Given data
#####

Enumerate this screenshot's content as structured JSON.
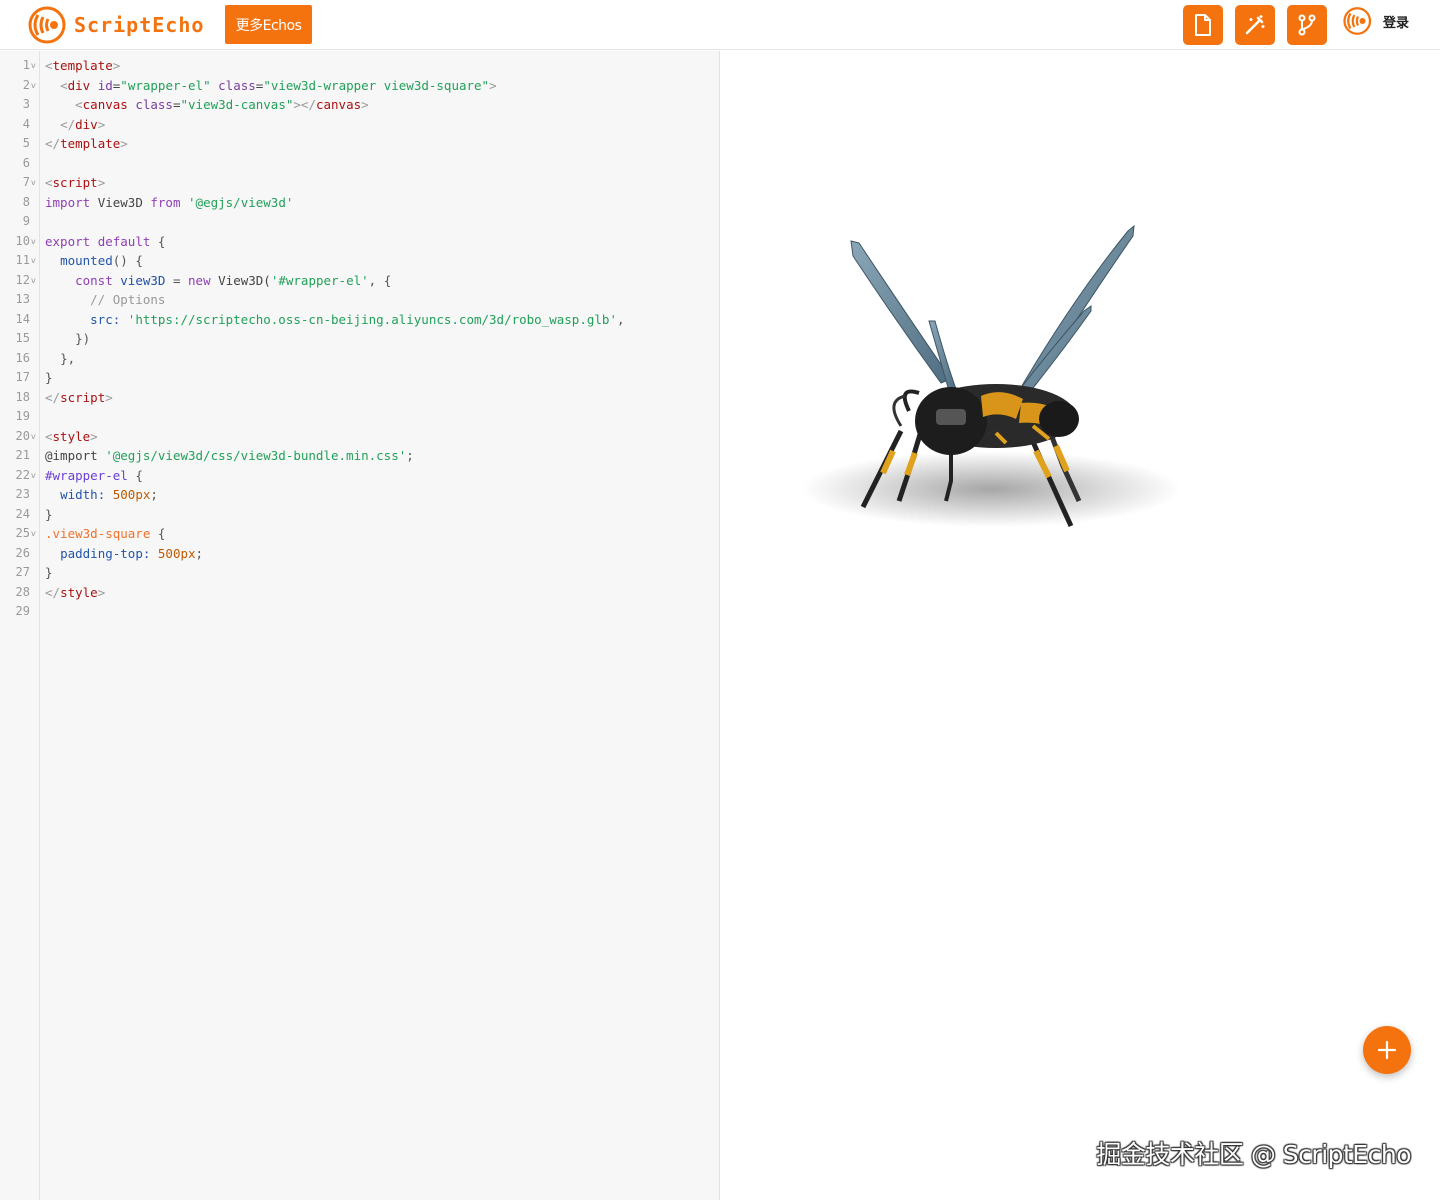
{
  "header": {
    "brand": "ScriptEcho",
    "more_echos_label": "更多Echos",
    "login_label": "登录",
    "accent_color": "#f5730f",
    "tools": [
      "new-file-icon",
      "magic-wand-icon",
      "git-branch-icon"
    ]
  },
  "editor": {
    "line_numbers": [
      "1",
      "2",
      "3",
      "4",
      "5",
      "6",
      "7",
      "8",
      "9",
      "10",
      "11",
      "12",
      "13",
      "14",
      "15",
      "16",
      "17",
      "18",
      "19",
      "20",
      "21",
      "22",
      "23",
      "24",
      "25",
      "26",
      "27",
      "28",
      "29"
    ],
    "code": {
      "l1_tag": "template",
      "l2_tag": "div",
      "l2_attr1": "id",
      "l2_val1": "\"wrapper-el\"",
      "l2_attr2": "class",
      "l2_val2": "\"view3d-wrapper view3d-square\"",
      "l3_tag": "canvas",
      "l3_attr": "class",
      "l3_val": "\"view3d-canvas\"",
      "l3_close": "canvas",
      "l4_tag": "div",
      "l5_tag": "template",
      "l7_tag": "script",
      "l8_import": "import",
      "l8_name": "View3D",
      "l8_from": "from",
      "l8_path": "'@egjs/view3d'",
      "l10_export": "export",
      "l10_default": "default",
      "l10_brace": "{",
      "l11_mounted": "mounted",
      "l11_rest": "() {",
      "l12_const": "const",
      "l12_var": "view3D",
      "l12_eq": "=",
      "l12_new": "new",
      "l12_cls": "View3D(",
      "l12_arg": "'#wrapper-el'",
      "l12_rest": ", {",
      "l13_comment": "// Options",
      "l14_key": "src:",
      "l14_val": "'https://scriptecho.oss-cn-beijing.aliyuncs.com/3d/robo_wasp.glb'",
      "l14_rest": ",",
      "l15": "})",
      "l16": "},",
      "l17": "}",
      "l18_tag": "script",
      "l20_tag": "style",
      "l21_at": "@import",
      "l21_val": "'@egjs/view3d/css/view3d-bundle.min.css'",
      "l21_rest": ";",
      "l22_sel": "#wrapper-el",
      "l22_rest": " {",
      "l23_prop": "width:",
      "l23_val": "500px",
      "l23_rest": ";",
      "l24": "}",
      "l25_sel": ".view3d-square",
      "l25_rest": " {",
      "l26_prop": "padding-top:",
      "l26_val": "500px",
      "l26_rest": ";",
      "l27": "}",
      "l28_tag": "style"
    },
    "fold_lines": [
      "1",
      "2",
      "7",
      "10",
      "11",
      "12",
      "20",
      "22",
      "25"
    ]
  },
  "preview": {
    "model_name": "robo_wasp",
    "watermark": "掘金技术社区 @ ScriptEcho"
  }
}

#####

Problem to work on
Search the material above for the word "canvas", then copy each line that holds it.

Exercise solution
      "l3_tag": "canvas",
      "l3_val": "\"view3d-canvas\"",
      "l3_close": "canvas",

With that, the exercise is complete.